[MATERIAL TO PROCESS — start]

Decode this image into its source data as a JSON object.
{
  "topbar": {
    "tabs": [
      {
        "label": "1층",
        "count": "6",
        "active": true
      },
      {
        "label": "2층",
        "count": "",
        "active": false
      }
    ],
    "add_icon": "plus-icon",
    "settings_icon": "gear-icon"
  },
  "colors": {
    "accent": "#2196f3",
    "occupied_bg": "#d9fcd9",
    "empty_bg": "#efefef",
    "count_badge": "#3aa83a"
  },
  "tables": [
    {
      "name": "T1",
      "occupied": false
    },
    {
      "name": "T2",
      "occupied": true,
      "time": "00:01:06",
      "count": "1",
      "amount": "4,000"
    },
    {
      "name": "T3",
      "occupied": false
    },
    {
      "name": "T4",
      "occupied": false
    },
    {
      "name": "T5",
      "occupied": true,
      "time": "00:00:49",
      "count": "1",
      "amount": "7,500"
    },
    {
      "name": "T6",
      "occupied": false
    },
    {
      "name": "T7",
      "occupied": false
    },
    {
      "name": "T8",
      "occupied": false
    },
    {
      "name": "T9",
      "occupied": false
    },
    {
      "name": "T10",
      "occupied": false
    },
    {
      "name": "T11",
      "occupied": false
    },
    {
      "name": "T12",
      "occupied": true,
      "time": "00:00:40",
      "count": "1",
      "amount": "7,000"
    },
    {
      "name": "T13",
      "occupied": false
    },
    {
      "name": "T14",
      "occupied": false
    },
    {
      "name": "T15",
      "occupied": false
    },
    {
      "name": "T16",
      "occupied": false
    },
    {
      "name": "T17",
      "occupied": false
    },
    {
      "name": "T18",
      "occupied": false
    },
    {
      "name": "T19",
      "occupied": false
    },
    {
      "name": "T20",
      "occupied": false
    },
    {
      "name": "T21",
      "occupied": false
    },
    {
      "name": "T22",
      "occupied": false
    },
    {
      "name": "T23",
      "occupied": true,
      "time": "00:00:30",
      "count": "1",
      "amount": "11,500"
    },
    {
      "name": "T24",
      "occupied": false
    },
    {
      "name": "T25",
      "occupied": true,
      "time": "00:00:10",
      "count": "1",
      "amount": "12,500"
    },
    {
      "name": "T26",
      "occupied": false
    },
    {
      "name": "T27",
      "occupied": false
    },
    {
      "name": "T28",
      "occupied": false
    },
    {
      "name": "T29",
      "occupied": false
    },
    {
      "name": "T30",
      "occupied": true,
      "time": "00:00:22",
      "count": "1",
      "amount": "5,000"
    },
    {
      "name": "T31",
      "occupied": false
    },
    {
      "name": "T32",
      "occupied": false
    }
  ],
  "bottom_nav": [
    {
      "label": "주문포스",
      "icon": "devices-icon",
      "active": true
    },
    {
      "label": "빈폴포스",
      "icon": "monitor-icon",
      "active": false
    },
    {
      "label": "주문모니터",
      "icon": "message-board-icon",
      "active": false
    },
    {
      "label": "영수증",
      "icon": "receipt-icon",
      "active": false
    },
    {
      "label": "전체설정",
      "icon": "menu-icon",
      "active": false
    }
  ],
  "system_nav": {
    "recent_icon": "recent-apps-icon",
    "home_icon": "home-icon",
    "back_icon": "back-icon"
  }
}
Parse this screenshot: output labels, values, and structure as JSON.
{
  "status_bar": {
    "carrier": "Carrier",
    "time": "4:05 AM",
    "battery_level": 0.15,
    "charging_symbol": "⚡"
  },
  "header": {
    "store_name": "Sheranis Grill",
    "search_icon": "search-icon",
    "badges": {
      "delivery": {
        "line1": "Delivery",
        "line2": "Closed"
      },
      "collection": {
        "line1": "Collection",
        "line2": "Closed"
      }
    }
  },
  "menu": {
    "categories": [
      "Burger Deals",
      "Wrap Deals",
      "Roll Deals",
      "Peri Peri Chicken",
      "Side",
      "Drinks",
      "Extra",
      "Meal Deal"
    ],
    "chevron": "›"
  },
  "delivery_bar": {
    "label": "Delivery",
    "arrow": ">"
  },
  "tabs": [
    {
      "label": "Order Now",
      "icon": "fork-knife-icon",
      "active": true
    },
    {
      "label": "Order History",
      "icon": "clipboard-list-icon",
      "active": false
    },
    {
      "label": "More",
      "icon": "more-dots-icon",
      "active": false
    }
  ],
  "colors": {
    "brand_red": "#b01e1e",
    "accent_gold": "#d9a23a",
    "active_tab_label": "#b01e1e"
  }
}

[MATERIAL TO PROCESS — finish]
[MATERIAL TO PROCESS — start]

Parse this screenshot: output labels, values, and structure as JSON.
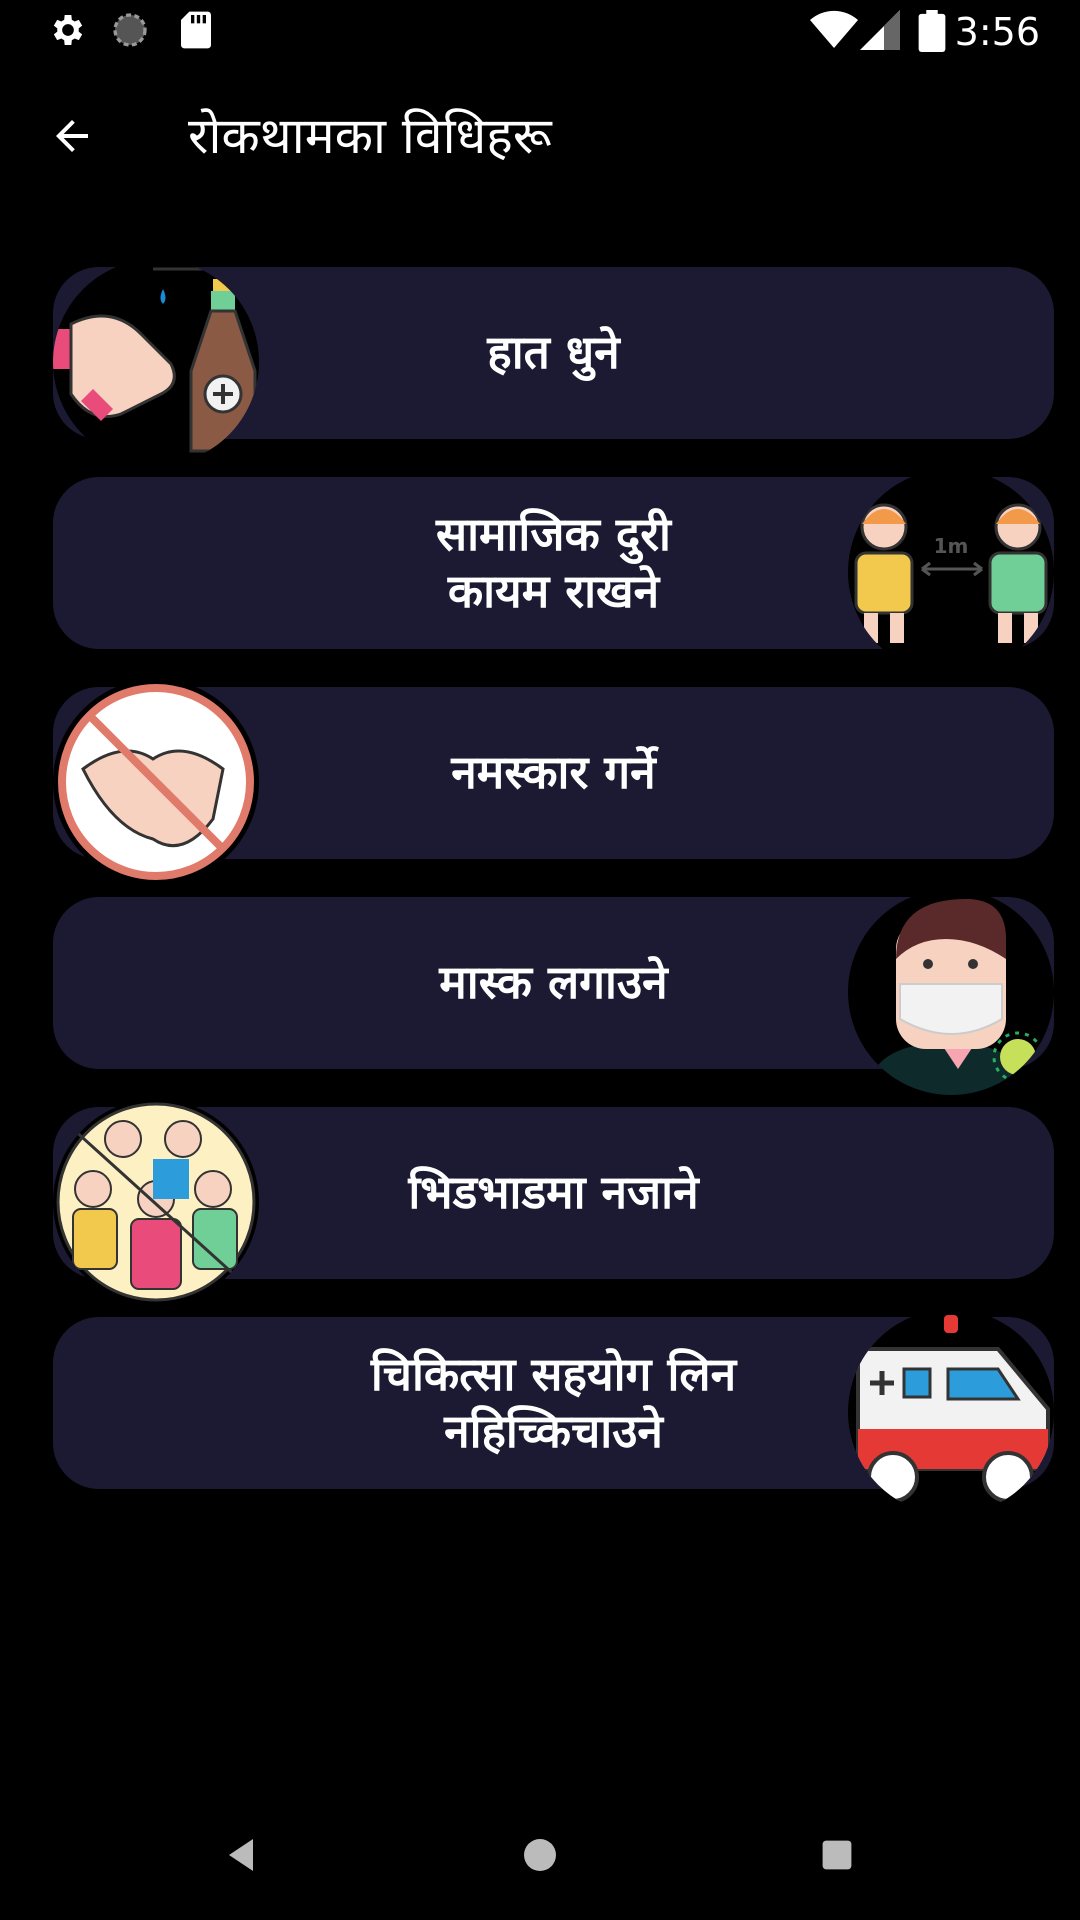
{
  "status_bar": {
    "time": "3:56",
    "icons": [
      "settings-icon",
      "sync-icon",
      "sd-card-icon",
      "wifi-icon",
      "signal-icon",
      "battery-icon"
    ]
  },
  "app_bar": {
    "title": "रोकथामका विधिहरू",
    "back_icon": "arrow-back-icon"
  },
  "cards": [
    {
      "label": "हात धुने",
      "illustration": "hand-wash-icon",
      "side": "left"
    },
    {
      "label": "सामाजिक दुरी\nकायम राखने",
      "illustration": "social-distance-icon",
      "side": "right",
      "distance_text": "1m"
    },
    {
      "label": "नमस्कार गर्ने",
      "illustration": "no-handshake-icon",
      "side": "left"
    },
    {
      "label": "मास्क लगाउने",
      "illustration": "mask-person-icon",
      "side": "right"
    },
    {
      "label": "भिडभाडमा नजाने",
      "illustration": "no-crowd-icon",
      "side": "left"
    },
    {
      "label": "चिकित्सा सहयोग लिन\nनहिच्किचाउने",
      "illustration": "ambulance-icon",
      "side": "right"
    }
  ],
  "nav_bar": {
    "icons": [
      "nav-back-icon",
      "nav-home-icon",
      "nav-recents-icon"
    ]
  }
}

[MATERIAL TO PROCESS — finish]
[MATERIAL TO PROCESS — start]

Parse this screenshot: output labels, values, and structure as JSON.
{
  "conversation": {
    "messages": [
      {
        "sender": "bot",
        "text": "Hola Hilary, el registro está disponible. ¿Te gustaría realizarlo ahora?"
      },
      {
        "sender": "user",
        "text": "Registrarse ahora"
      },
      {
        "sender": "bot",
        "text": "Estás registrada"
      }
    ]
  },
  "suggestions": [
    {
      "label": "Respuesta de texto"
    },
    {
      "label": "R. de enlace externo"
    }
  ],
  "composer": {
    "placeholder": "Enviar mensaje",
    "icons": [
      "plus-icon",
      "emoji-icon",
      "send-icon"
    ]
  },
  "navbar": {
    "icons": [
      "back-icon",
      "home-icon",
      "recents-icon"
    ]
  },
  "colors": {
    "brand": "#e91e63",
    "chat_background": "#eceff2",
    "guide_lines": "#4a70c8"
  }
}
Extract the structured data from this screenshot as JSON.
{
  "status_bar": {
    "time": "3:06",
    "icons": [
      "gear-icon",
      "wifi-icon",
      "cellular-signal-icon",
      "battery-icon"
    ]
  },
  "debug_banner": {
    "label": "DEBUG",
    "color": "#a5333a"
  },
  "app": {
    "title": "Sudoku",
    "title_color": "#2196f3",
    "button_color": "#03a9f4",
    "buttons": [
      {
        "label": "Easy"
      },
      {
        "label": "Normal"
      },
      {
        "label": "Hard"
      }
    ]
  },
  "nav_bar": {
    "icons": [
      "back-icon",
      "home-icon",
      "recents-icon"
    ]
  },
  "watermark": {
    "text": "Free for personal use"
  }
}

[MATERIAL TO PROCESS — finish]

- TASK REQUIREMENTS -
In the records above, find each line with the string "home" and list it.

- YOUR SOLUTION -
    "home_icon": "home-icon",
      "nav-home-icon",
      "home-icon",
      "home-icon",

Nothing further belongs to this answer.